Summary: Proceedings of the SMBE Tri-National Young Investigators' Workshop 2005
Insight into the Diversity and Evolution of the Cryptomonad
Nucleomorph Genome
Christopher E. Lane,1
Hameed Khan,1
Melissa MacKinnon, Anna Fong,
Stan Theophilou,2
and John M. Archibald
Genome Atlantic and the Canadian Institute for Advanced Research, Program in Evolutionary Biology,
Department of Biochemistry and Molecular Biology, Dalhousie University, Halifax, Nova Scotia, Canada
The cryptomonads are an enigmatic group of marine and freshwater unicellular algae that acquired their plastids through
the engulfment and retention of a eukaryotic (``secondary'') endosymbiont. Together with the chlorarachniophyte algae, the
cryptomonads are unusual in that they have retained the nucleus of their endosymbiont in a miniaturized form called
a nucleomorph. The nucleomorph genome of the cryptomonad Guillardia theta has been completely sequenced and with
only three chromosomes and a total size of 551 kb, is a model of nuclear genome compaction. Using this genome as
a reference, we have investigated the structure and content of nucleomorph genomes in a wide range of cryptomonad
algae. In this study, we have sequenced nine new cryptomonad nucleomorph 18S ribosomal DNA (rDNA) genes and
four heat shock protein 90 (hsp90) gene fragments, and using pulsed-field gel electrophoresis and Southern hybridizations,
have obtained nucleomorph genome size estimates for nine different species.
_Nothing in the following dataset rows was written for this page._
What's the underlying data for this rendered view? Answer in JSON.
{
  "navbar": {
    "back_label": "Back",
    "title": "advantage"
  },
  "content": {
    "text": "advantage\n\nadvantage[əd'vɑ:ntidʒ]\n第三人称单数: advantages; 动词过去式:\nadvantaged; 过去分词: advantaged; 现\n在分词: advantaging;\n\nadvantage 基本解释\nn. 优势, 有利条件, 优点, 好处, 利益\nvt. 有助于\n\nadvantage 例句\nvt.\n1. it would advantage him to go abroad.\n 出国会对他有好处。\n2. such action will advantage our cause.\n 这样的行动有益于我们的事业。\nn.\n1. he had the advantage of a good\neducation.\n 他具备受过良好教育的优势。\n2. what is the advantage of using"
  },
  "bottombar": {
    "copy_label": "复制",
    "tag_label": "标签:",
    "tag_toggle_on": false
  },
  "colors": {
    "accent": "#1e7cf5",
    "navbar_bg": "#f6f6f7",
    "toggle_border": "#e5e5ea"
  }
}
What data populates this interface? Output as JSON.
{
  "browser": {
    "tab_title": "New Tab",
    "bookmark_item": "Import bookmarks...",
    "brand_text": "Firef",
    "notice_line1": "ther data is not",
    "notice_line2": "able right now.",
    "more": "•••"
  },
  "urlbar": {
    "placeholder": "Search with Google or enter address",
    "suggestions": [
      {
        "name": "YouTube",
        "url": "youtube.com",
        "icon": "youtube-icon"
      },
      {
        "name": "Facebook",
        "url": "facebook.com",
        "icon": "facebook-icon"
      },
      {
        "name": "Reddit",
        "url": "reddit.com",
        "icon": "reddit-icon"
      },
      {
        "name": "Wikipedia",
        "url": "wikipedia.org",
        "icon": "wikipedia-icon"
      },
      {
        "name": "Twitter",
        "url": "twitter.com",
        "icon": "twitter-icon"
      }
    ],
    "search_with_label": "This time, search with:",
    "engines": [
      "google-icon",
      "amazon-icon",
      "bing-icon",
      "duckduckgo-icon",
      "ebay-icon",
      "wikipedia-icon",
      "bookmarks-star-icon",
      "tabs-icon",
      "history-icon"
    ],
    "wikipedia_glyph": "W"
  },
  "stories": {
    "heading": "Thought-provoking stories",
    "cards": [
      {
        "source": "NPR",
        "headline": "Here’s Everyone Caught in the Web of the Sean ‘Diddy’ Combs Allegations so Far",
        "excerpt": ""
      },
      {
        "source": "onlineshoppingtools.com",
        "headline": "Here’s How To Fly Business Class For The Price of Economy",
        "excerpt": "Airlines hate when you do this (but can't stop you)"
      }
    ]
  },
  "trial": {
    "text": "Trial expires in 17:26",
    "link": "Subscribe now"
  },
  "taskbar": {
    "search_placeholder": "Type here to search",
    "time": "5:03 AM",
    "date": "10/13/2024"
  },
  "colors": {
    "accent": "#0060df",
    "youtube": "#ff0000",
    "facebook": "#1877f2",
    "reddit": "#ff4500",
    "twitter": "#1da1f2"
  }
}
We also used long-range polymerase
chain reaction to obtain nucleomorph genomic fragments from Hanusia phi CCMP325 and Proteomonas sulcata

  

Source: Archibald, John - Department of Biochemistry and Molecular Biology, Dalhousie University
Lane, Chris - Department of Biological Sciences, University of Rhode Island

 

Collections: Biology and Medicine